## Assignment:
Look through the entries below and return all lines including the word "icon".

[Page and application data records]
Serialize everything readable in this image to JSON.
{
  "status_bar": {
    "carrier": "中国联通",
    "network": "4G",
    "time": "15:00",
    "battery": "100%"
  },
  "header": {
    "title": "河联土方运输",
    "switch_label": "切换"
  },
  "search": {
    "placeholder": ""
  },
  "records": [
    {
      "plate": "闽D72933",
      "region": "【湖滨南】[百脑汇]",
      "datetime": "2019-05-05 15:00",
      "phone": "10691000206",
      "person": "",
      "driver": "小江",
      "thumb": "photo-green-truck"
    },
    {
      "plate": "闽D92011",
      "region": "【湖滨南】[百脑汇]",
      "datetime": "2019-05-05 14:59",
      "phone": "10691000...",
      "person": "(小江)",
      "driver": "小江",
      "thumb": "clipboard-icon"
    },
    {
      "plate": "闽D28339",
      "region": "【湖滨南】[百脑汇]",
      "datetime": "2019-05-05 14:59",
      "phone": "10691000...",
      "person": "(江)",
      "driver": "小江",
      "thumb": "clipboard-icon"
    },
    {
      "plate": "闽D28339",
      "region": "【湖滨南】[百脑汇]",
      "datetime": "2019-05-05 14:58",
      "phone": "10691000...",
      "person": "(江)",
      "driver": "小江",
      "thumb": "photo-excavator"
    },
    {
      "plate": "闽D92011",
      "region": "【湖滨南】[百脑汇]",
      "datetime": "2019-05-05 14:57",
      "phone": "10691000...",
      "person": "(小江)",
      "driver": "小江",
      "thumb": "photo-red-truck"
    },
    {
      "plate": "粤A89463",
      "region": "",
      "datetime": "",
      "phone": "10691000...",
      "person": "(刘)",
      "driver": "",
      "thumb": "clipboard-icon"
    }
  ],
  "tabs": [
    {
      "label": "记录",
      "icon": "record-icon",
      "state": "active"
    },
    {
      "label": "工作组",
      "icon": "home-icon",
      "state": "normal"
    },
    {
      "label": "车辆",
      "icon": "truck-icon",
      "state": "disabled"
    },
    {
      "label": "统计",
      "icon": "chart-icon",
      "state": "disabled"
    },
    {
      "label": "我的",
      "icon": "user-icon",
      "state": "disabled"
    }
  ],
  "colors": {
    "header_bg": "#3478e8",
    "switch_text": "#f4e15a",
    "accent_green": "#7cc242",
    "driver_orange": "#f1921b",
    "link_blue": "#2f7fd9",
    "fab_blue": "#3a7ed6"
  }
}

## Reply:
      "thumb": "clipboard-icon"
      "thumb": "clipboard-icon"
      "thumb": "clipboard-icon"
      "icon": "record-icon",
      "icon": "home-icon",
      "icon": "truck-icon",
      "icon": "chart-icon",
      "icon": "user-icon",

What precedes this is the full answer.